Find how many lines of the listing below include the word "Schedule", then report the number by itself.
** Opening Supplied records block **
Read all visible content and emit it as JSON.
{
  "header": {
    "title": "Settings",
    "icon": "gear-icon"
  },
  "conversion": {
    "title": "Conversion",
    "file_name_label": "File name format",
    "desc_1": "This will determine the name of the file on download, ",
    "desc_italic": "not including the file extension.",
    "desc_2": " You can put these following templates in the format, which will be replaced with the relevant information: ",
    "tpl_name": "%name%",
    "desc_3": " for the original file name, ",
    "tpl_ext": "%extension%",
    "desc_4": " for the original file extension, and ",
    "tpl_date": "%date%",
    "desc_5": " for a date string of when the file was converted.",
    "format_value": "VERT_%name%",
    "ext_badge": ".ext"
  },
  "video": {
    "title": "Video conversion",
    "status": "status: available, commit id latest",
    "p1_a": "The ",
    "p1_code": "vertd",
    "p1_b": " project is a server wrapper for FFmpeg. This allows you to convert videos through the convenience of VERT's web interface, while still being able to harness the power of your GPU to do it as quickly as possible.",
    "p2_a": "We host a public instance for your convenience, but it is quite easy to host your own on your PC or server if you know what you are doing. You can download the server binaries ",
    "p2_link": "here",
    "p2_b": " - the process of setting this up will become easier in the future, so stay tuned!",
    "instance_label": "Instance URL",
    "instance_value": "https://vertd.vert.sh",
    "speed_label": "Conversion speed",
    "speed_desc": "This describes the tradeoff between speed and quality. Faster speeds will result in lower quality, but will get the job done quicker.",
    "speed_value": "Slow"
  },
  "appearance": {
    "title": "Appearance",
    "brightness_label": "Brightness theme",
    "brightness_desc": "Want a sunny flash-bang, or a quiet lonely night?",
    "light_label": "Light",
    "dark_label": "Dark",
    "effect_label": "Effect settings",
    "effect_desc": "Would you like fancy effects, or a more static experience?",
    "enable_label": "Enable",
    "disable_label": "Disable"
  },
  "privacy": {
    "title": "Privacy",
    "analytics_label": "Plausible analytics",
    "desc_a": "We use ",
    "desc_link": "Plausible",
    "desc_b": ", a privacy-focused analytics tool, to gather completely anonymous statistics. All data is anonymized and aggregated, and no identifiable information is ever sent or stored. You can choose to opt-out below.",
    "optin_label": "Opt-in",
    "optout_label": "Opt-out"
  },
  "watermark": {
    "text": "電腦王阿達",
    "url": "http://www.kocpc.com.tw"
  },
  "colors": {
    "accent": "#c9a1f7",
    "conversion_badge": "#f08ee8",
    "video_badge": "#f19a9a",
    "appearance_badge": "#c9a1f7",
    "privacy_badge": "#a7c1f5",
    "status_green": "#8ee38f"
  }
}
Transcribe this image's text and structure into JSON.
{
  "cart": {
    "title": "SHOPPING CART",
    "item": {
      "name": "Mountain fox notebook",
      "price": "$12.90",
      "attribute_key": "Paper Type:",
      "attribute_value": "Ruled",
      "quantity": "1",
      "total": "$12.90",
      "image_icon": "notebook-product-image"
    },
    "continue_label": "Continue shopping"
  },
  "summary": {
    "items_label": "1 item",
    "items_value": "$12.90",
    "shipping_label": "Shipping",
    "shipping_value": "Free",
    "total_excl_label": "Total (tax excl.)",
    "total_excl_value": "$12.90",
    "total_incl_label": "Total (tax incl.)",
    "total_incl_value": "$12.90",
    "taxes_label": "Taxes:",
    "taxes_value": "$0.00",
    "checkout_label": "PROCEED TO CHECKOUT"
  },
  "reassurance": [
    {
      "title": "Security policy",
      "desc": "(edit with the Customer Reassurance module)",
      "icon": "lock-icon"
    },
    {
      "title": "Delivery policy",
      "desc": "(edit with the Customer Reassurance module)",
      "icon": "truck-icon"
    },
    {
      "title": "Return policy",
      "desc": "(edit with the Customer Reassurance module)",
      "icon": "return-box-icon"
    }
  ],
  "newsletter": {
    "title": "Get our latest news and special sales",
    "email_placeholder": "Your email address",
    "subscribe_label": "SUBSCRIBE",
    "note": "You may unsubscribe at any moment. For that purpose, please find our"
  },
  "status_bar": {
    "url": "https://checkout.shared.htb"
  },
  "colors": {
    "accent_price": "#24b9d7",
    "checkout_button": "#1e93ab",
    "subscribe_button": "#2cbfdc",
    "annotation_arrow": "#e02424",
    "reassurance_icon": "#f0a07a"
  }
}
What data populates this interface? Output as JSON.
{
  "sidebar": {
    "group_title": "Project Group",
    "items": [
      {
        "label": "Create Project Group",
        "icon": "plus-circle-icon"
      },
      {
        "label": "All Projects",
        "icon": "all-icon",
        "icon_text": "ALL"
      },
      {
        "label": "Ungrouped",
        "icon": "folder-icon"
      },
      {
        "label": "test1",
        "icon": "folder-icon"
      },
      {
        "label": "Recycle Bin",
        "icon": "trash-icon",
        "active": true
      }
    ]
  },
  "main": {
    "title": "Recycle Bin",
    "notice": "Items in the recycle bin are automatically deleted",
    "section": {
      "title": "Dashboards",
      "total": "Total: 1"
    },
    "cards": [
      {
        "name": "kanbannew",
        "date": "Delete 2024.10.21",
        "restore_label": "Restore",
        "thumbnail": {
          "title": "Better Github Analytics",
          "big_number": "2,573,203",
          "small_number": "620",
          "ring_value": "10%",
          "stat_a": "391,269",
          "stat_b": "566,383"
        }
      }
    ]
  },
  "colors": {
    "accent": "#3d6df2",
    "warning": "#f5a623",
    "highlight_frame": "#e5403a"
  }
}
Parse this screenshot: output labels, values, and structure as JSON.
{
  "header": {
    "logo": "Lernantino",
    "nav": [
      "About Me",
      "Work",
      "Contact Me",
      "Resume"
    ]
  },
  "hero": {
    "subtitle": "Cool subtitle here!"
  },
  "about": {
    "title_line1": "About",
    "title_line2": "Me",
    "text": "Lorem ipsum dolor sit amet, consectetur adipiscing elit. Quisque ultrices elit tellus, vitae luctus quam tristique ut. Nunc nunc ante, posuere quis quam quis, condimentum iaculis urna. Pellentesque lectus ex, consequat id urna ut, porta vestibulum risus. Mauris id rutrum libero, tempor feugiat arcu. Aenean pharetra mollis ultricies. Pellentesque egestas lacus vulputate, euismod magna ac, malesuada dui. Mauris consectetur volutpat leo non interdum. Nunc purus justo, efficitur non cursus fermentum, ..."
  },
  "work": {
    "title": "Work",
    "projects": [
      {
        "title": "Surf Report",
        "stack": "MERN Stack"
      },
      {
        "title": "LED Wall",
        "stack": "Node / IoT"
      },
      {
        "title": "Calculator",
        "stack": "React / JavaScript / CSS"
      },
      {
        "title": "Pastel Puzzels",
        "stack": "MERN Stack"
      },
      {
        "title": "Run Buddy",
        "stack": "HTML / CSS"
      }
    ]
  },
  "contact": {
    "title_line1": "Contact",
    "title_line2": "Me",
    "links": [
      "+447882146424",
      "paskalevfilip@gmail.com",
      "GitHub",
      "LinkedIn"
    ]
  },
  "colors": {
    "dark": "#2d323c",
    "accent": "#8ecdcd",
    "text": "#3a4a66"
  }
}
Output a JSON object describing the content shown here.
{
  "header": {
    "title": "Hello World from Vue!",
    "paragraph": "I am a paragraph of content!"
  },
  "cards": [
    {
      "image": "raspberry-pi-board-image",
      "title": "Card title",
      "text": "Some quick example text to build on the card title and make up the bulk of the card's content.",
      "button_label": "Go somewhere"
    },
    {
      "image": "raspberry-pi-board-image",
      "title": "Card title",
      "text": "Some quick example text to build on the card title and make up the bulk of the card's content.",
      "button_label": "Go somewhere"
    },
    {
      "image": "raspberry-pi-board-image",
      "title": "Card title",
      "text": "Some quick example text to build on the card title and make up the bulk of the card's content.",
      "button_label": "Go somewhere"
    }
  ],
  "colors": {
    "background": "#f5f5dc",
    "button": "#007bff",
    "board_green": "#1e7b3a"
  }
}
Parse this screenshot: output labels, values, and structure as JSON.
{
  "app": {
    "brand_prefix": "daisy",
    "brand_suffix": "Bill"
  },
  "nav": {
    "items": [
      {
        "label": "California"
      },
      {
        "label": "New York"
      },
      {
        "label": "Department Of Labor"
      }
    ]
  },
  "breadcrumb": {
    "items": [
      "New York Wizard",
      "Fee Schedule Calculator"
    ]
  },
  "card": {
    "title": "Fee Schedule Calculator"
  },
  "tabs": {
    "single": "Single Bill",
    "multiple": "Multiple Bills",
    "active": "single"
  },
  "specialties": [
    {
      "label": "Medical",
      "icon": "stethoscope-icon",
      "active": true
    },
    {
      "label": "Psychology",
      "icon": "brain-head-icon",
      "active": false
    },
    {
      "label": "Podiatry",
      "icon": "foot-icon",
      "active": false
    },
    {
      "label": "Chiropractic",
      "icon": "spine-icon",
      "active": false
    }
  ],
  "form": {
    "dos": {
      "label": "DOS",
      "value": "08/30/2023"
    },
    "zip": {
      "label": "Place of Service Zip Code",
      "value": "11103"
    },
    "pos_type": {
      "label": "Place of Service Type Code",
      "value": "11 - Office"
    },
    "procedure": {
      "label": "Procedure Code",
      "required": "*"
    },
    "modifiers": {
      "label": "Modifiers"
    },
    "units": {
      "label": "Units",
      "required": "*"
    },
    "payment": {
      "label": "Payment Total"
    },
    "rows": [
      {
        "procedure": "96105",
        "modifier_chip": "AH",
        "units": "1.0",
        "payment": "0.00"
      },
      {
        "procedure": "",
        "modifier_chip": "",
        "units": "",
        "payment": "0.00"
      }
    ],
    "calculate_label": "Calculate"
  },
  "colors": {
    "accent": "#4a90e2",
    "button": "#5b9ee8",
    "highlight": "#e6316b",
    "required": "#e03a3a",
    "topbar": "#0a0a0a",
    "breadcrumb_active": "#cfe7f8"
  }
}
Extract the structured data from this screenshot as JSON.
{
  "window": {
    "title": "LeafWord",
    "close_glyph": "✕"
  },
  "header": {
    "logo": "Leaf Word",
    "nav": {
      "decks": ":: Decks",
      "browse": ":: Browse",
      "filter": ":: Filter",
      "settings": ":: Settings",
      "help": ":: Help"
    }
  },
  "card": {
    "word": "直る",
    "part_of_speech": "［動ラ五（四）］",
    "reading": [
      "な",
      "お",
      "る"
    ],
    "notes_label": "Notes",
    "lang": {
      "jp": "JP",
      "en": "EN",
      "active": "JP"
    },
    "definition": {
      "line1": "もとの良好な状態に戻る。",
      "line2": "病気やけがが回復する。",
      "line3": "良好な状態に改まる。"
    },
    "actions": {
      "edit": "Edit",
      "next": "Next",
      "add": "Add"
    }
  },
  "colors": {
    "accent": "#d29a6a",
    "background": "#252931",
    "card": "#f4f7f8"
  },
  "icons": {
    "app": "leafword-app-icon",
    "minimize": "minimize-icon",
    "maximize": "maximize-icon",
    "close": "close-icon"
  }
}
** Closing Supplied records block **
* _Answer for this exercise_:
2